Industry experts discuss trends, costs, return on investment, and more educational infrastructure in the U.S. is aging.
In 2014, the National Center for Education Statistics surveyed a sample of school districts and estimated the average age of the nation’s primary school buildings was 55 years old. Within these aging buildings lie outdated HVAC systems that consume massive amounts of energy, leaving school districts to deal with costly energy bills.

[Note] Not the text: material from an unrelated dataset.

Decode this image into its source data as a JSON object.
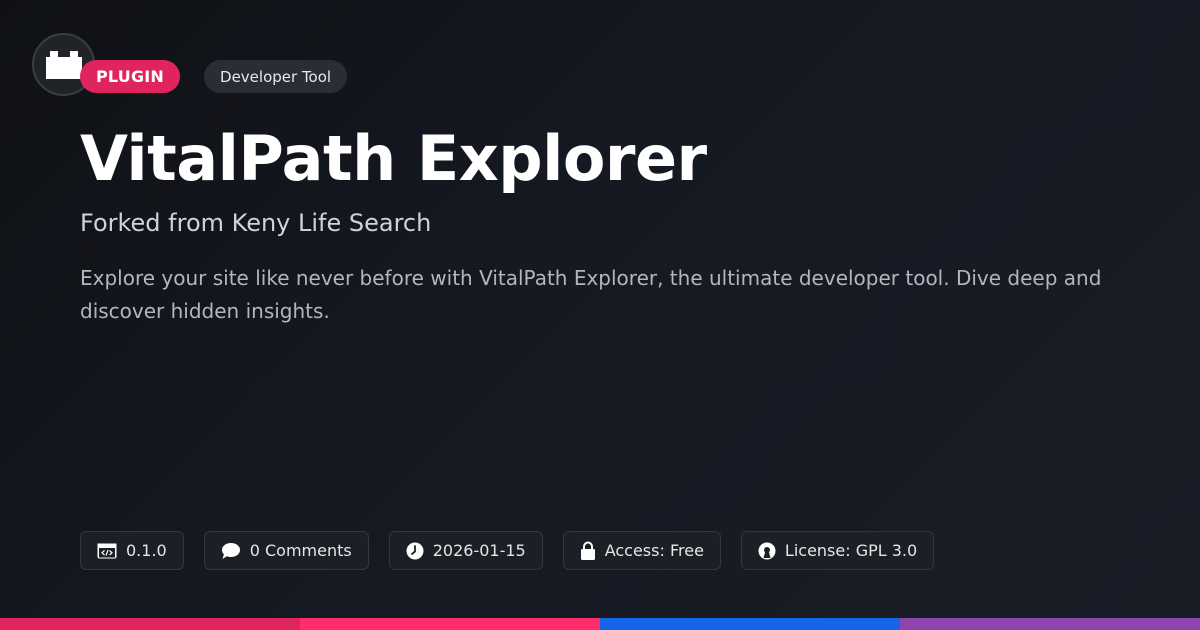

With HVAC systems being among the largest consumers of energy inside school buildings, it comes as no surprise that energy efficiency is one of the top drivers for the replacement market in institutional settings.
There has been a dramatic shift toward efficiency across the country, noted Kevin Miskewicz, director of commercial marketing at Mitsubishi Electric US Inc. Cooling & Heating Division. “Nationwide, schools are being asked to meet increasingly stringent energy codes,” he said. “Highly efficient HVAC systems, like VRF [variable refrigerant flow], have become an obvious choice. These systems also help schools earn points toward green certifications, which many schools have a great interest in pursuing, especially in the Northwest. Regions that previously did not require cooling systems, such as the Northeast, are now requesting cooling due to an extended or shifted operational year and hotter temperatures. A K-12 school in New York, for example, might previously have had window air conditioning units or no air conditioning at all.

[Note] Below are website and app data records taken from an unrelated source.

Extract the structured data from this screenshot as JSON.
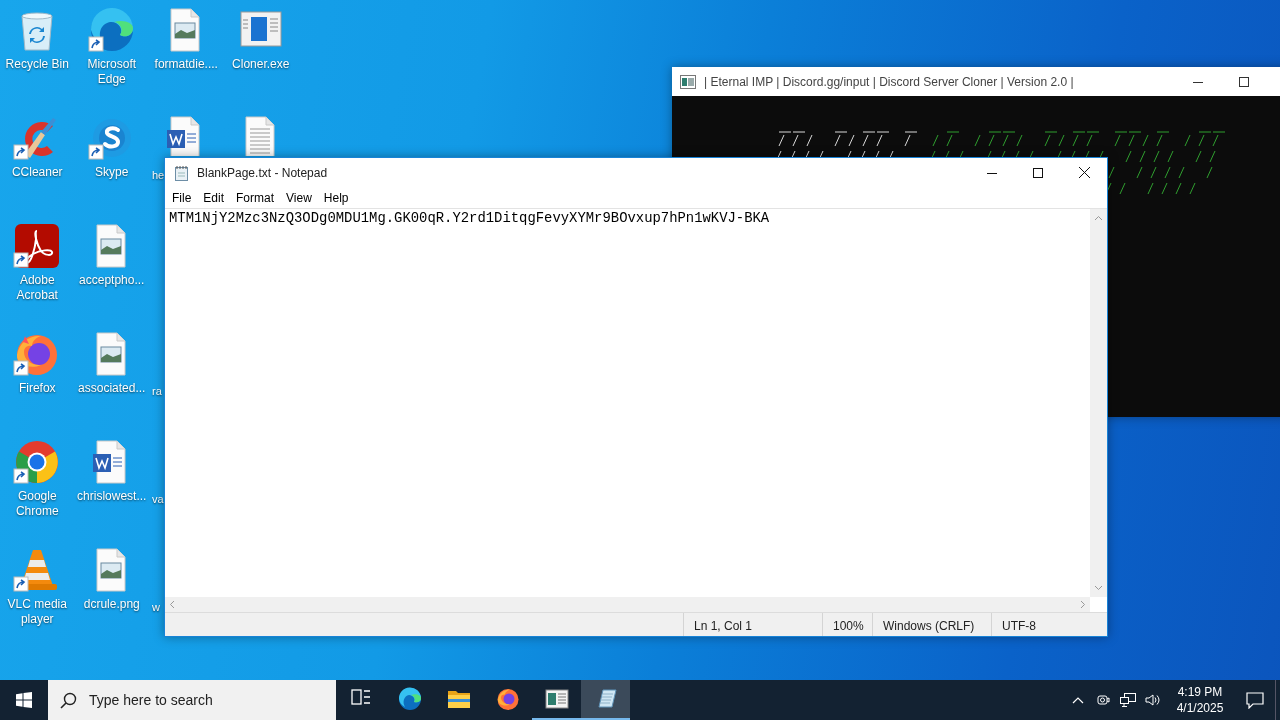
{
  "desktop": {
    "columns": [
      [
        {
          "label": "Recycle Bin",
          "kind": "recycle",
          "shortcut": false,
          "clipped": false
        },
        {
          "label": "CCleaner",
          "kind": "ccleaner",
          "shortcut": true,
          "clipped": false
        },
        {
          "label": "Adobe Acrobat",
          "kind": "acrobat",
          "shortcut": true,
          "clipped": false
        },
        {
          "label": "Firefox",
          "kind": "firefox",
          "shortcut": true,
          "clipped": false
        },
        {
          "label": "Google Chrome",
          "kind": "chrome",
          "shortcut": true,
          "clipped": false
        },
        {
          "label": "VLC media player",
          "kind": "vlc",
          "shortcut": true,
          "clipped": false
        }
      ],
      [
        {
          "label": "Microsoft Edge",
          "kind": "edge",
          "shortcut": true,
          "clipped": false
        },
        {
          "label": "Skype",
          "kind": "skype",
          "shortcut": true,
          "clipped": false
        },
        {
          "label": "acceptpho...",
          "kind": "image",
          "shortcut": false,
          "clipped": false
        },
        {
          "label": "associated...",
          "kind": "image",
          "shortcut": false,
          "clipped": false
        },
        {
          "label": "chrislowest...",
          "kind": "word",
          "shortcut": false,
          "clipped": false
        },
        {
          "label": "dcrule.png",
          "kind": "image",
          "shortcut": false,
          "clipped": false
        }
      ],
      [
        {
          "label": "formatdie....",
          "kind": "image",
          "shortcut": false,
          "clipped": false
        },
        {
          "label": "he",
          "kind": "word",
          "shortcut": false,
          "clipped": true
        },
        null,
        {
          "label": "ra",
          "kind": "none",
          "clipped": true
        },
        {
          "label": "va",
          "kind": "none",
          "clipped": true
        },
        {
          "label": "w",
          "kind": "none",
          "clipped": true
        }
      ],
      [
        {
          "label": "Cloner.exe",
          "kind": "exe",
          "shortcut": false,
          "clipped": false
        },
        {
          "kind": "text",
          "shortcut": false,
          "clipped": true
        }
      ]
    ]
  },
  "console_window": {
    "title": "| Eternal IMP | Discord.gg/input | Discord Server Cloner | Version 2.0 |"
  },
  "notepad": {
    "title": "BlankPage.txt - Notepad",
    "menu": [
      "File",
      "Edit",
      "Format",
      "View",
      "Help"
    ],
    "content": "MTM1NjY2Mzc3NzQ3ODg0MDU1Mg.GK00qR.Y2rd1DitqgFevyXYMr9BOvxup7hPn1wKVJ-BKA",
    "status": [
      "Ln 1, Col 1",
      "100%",
      "Windows (CRLF)",
      "UTF-8"
    ]
  },
  "taskbar": {
    "search": {
      "placeholder": "Type here to search"
    },
    "apps": [
      {
        "kind": "taskview",
        "running": false,
        "active": false
      },
      {
        "kind": "edge",
        "running": false,
        "active": false
      },
      {
        "kind": "folder",
        "running": false,
        "active": false
      },
      {
        "kind": "firefox",
        "running": false,
        "active": false
      },
      {
        "kind": "console",
        "running": true,
        "active": false
      },
      {
        "kind": "notepad",
        "running": true,
        "active": true
      }
    ],
    "clock": {
      "time": "4:19 PM",
      "date": "4/1/2025"
    }
  }
}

“Now, many regions have longer school years,” he said. “Many school buildings that previously were unoccupied during the summer are used for summer camps, academic programs, or community meetings. As a result, building conditioning is needed year-round. Hotter temperatures exacerbate the situation, making cooling a necessity in regions that previously were able to get by without it. “Schools in regions that now require cooling are opting to go beyond window air conditioning units. The same requirements of their heating systems — efficient operation, easy maintenance, and reliable performance — apply. Mitsubishi Electric’s VRF systems are a smart fit since they can offer both cooling and heating from one system, which reduces the number of systems required within a building.”